Please ensure Javascript is enabled for purposes of website accessibility

New Drug Combo Can Regenerate Insulin-Producing Cells in Diabetes Patients

By Mark Prvulovic - Feb 13, 2020 at 6:31PM

You’re reading a free article with opinions that may differ from The Motley Fool’s Premium Investing Services. Become a Motley Fool member today to get instant access to our top analyst recommendations, in-depth research, investing resources, and more. Learn More

The research suggests a route to a whole new class of treatments for the common disease.

New research from the Icahn School of Medicine at Mount Sinai in New York has found that treatment with a combination of two different types of drugs can help restore insulin production in people with diabetes.

Diabetes is a condition in which the pancreas is unable to produce enough insulin to properly regulate the sugar in a person's bloodstream (or to produce any). As a result, patients must either take insulin injections or other drugs to manage the condition.

However, the Icahn scientists have found that a combination of DYRK1A inhibitors and GLP-1 receptor agonists induces the pancreas's insulin-producing beta cells to regenerate at a remarkable rate. In human cell samples, the combination resulted in a 40% average increase in the number of functioning human beta cells. After successfully testing this in tissue samples and mice, the researchers believe that this discovery could lead to a new class of diabetes treatments.

Pills alongside an insulin vial, a syringe, and a glucose meter.

Image source: Getty Images.

"We are very excited about this new drug combination because for the first time ever, we are able to see rates of human beta cell replication that are sufficient to replenish beta cell mass in humans with diabetes," said Dr. Andrew Stewart, the study's lead author.

Other diabetes treatments

Most prescribed diabetes medications are classified as GLP-1 receptor antagonists, which work by stimulating the insulin production of a person's remaining healthy beta cells. These include drugs such as Eli Lilly's Trulicity, AstraZeneca's Bydureon, and Novo Nordisk's Victoza.

Other biotech companies, such as Semma Therapeutics, have been working on turning human stem cells into functioning insulin-producing cells. Semma was acquired by Vertex Pharmaceuticals in September.

Invest Smarter with The Motley Fool

Join Over 1 Million Premium Members Receiving…

  • New Stock Picks Each Month
  • Detailed Analysis of Companies
  • Model Portfolios
  • Live Streaming During Market Hours
  • And Much More
Get Started Now

Related Articles

Motley Fool Returns

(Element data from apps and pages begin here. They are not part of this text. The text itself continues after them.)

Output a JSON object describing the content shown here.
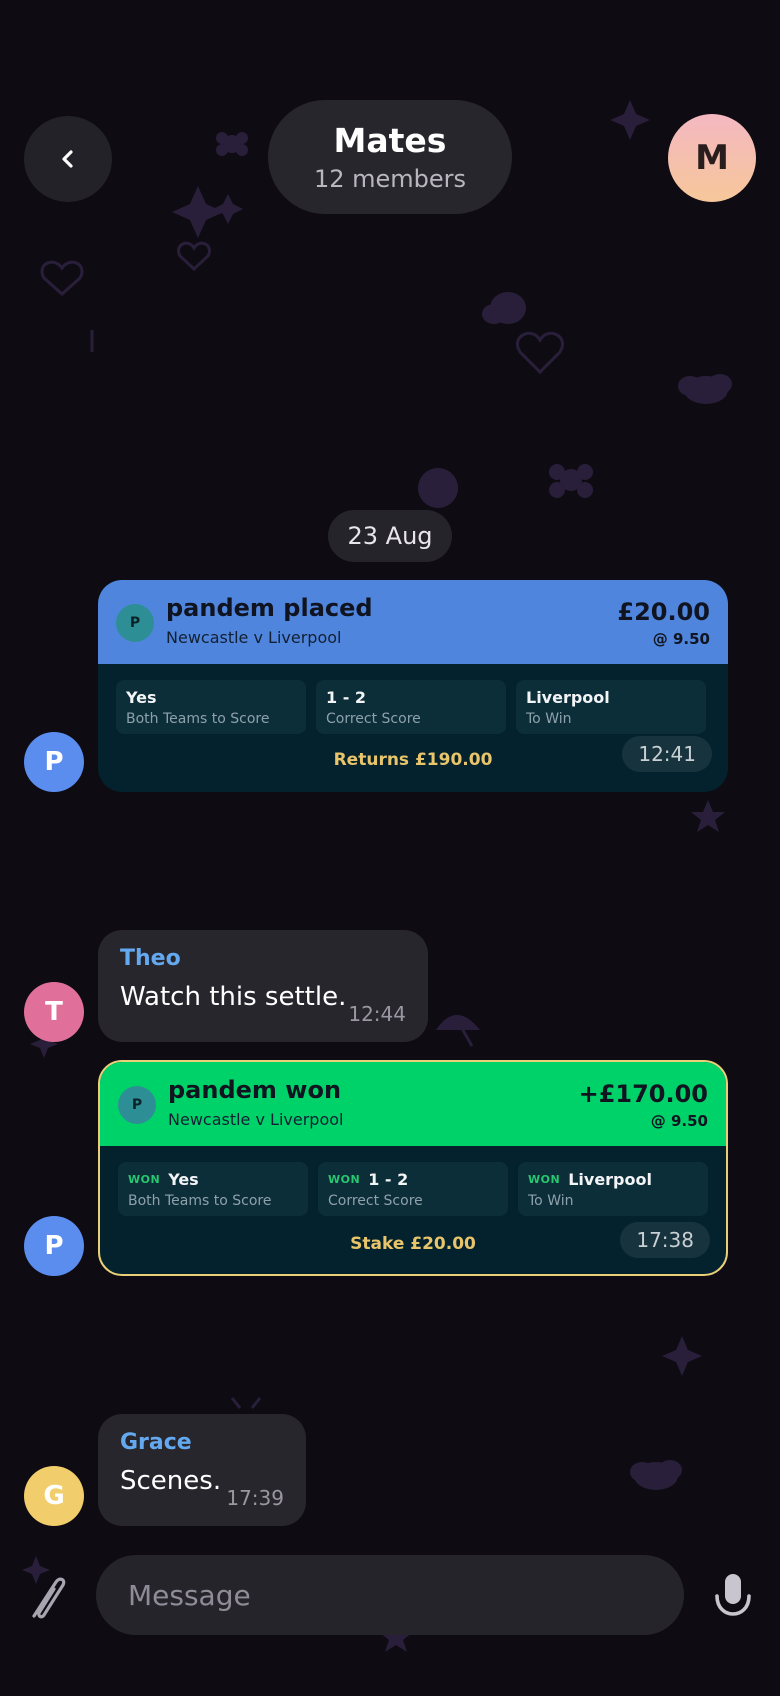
{
  "header": {
    "title": "Mates",
    "subtitle": "12 members",
    "profile_initial": "M"
  },
  "date_separator": "23 Aug",
  "messages": [
    {
      "type": "bet",
      "avatar": "P",
      "head_title": "pandem placed",
      "match": "Newcastle v Liverpool",
      "amount": "£20.00",
      "odds": "@ 9.50",
      "head_color": "#4f85dc",
      "legs": [
        {
          "pick": "Yes",
          "market": "Both Teams to Score"
        },
        {
          "pick": "1 - 2",
          "market": "Correct Score"
        },
        {
          "pick": "Liverpool",
          "market": "To Win"
        }
      ],
      "footer": "Returns £190.00",
      "time": "12:41"
    },
    {
      "type": "text",
      "avatar": "T",
      "sender": "Theo",
      "text": "Watch this settle.",
      "time": "12:44"
    },
    {
      "type": "bet",
      "avatar": "P",
      "head_title": "pandem won",
      "match": "Newcastle v Liverpool",
      "amount": "+£170.00",
      "odds": "@ 9.50",
      "head_color": "#00d26a",
      "legs": [
        {
          "status": "WON",
          "pick": "Yes",
          "market": "Both Teams to Score"
        },
        {
          "status": "WON",
          "pick": "1 - 2",
          "market": "Correct Score"
        },
        {
          "status": "WON",
          "pick": "Liverpool",
          "market": "To Win"
        }
      ],
      "footer": "Stake £20.00",
      "time": "17:38"
    },
    {
      "type": "text",
      "avatar": "G",
      "sender": "Grace",
      "text": "Scenes.",
      "time": "17:39"
    }
  ],
  "composer": {
    "placeholder": "Message",
    "attach_icon": "paperclip-icon",
    "mic_icon": "microphone-icon"
  },
  "colors": {
    "background": "#0e0b12",
    "avatar_p": "#5b8def",
    "avatar_t": "#e0709a",
    "avatar_g": "#f1cd6b",
    "sender_name": "#64a9f0",
    "bet_placed": "#4f85dc",
    "bet_won": "#00d26a"
  }
}
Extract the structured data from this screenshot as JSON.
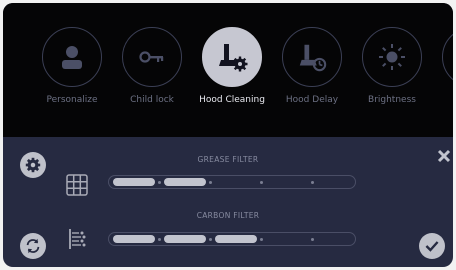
{
  "menu": {
    "items": [
      {
        "label": "Personalize",
        "icon": "person-icon"
      },
      {
        "label": "Child lock",
        "icon": "key-icon"
      },
      {
        "label": "Hood Cleaning",
        "icon": "hood-gear-icon",
        "active": true
      },
      {
        "label": "Hood Delay",
        "icon": "hood-timer-icon"
      },
      {
        "label": "Brightness",
        "icon": "sun-icon"
      },
      {
        "label": "L",
        "icon": "partial-icon"
      }
    ]
  },
  "filters": {
    "grease": {
      "label": "GREASE FILTER",
      "filled_segments": 2,
      "total_segments": 5
    },
    "carbon": {
      "label": "CARBON FILTER",
      "filled_segments": 3,
      "total_segments": 5
    }
  },
  "colors": {
    "background": "#262a41",
    "top_bar": "#050506",
    "accent": "#c6c7d1"
  }
}
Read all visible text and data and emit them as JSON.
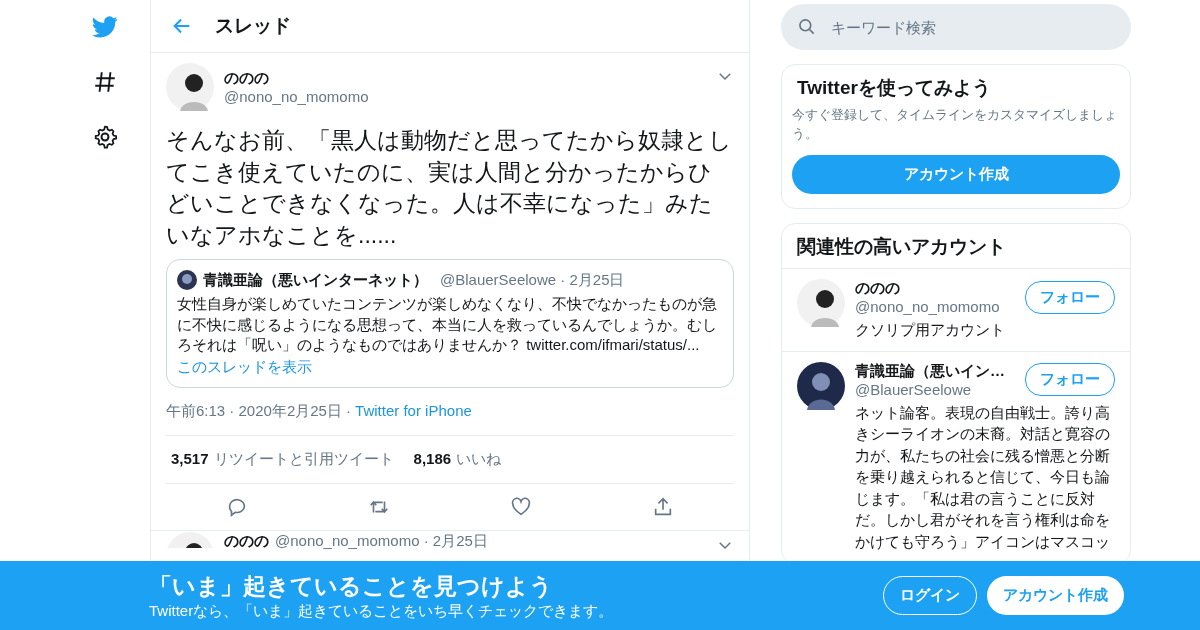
{
  "header": {
    "title": "スレッド"
  },
  "tweet": {
    "name": "ののの",
    "handle": "@nono_no_momomo",
    "text": "そんなお前、「黒人は動物だと思ってたから奴隷としてこき使えていたのに、実は人間と分かったからひどいことできなくなった。人は不幸になった」みたいなアホなことを......",
    "quote": {
      "name": "青識亜論（悪いインターネット）",
      "handle_date": "@BlauerSeelowe · 2月25日",
      "text": "女性自身が楽しめていたコンテンツが楽しめなくなり、不快でなかったものが急に不快に感じるようになる思想って、本当に人を救っているんでしょうか。むしろそれは「呪い」のようなものではありませんか？ twitter.com/ifmari/status/...",
      "link": "このスレッドを表示"
    },
    "timestamp": "午前6:13 · 2020年2月25日 ·",
    "source": "Twitter for iPhone",
    "stats": [
      {
        "count": "3,517",
        "label": "リツイートと引用ツイート"
      },
      {
        "count": "8,186",
        "label": "いいね"
      }
    ]
  },
  "reply": {
    "name": "ののの",
    "handle_date": "@nono_no_momomo · 2月25日"
  },
  "search": {
    "placeholder": "キーワード検索"
  },
  "signup_card": {
    "title": "Twitterを使ってみよう",
    "text": "今すぐ登録して、タイムラインをカスタマイズしましょう。",
    "button": "アカウント作成"
  },
  "related": {
    "title": "関連性の高いアカウント",
    "accounts": [
      {
        "name": "ののの",
        "handle": "@nono_no_momomo",
        "bio": "クソリプ用アカウント",
        "button": "フォロー"
      },
      {
        "name": "青識亜論（悪いイン…",
        "handle": "@BlauerSeelowe",
        "bio": "ネット論客。表現の自由戦士。誇り高きシーライオンの末裔。対話と寛容の力が、私たちの社会に残る憎悪と分断を乗り越えられると信じて、今日も論じます。「私は君の言うことに反対だ。しかし君がそれを言う権利は命をかけても守ろう」アイコンはマスコッ",
        "button": "フォロー"
      }
    ]
  },
  "banner": {
    "title": "「いま」起きていることを見つけよう",
    "text": "Twitterなら、「いま」起きていることをいち早くチェックできます。",
    "login": "ログイン",
    "signup": "アカウント作成"
  }
}
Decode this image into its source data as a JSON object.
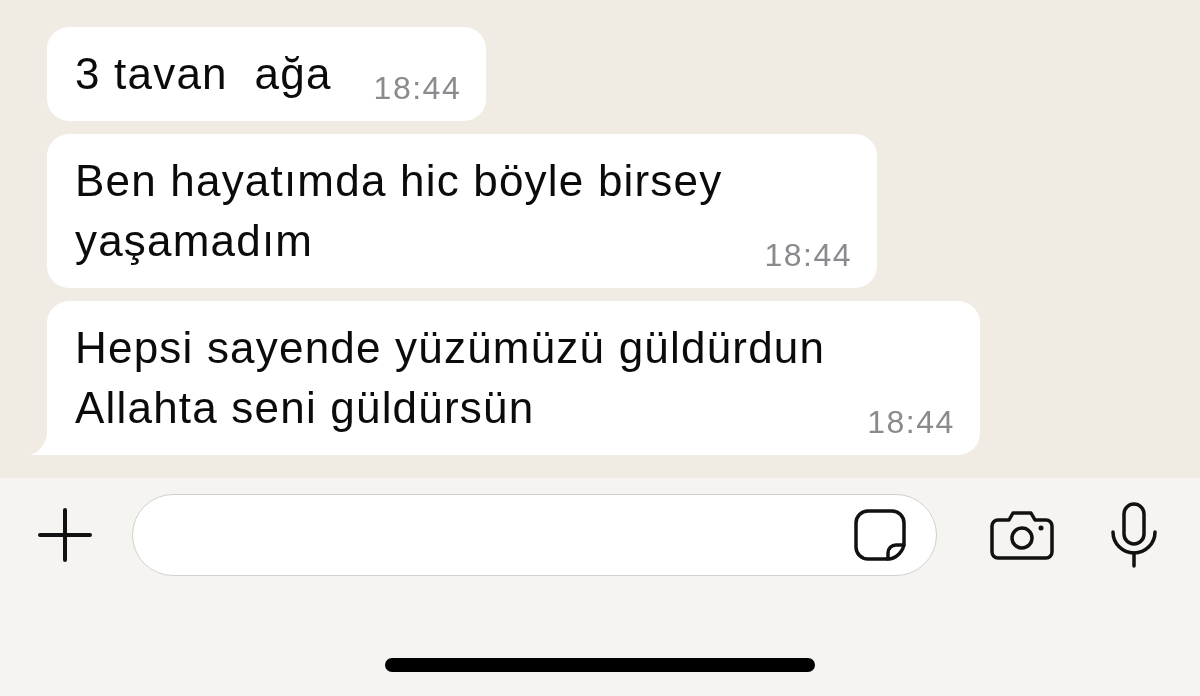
{
  "messages": [
    {
      "text": "3 tavan  ağa",
      "time": "18:44",
      "tail": false
    },
    {
      "text": "Ben hayatımda hic böyle birsey\nyaşamadım",
      "time": "18:44",
      "tail": false
    },
    {
      "text": "Hepsi sayende yüzümüzü güldürdun\nAllahta seni güldürsün",
      "time": "18:44",
      "tail": true
    }
  ]
}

Motley Fool Stock Advisor

Market-beating stocks from our award-winning service.

Stock Advisor Returns
330%
 
S&P 500 Returns
115%

Calculated by average return of all stock recommendations since inception of the Stock Advisor service in February of 2002. Returns as of 05/21/2022.

Discounted offers are only available to new members. Stock Advisor list price is $199 per year.

Premium Investing Services

Invest better with The Motley Fool. Get stock recommendations, portfolio guidance, and more from The Motley Fool's premium services.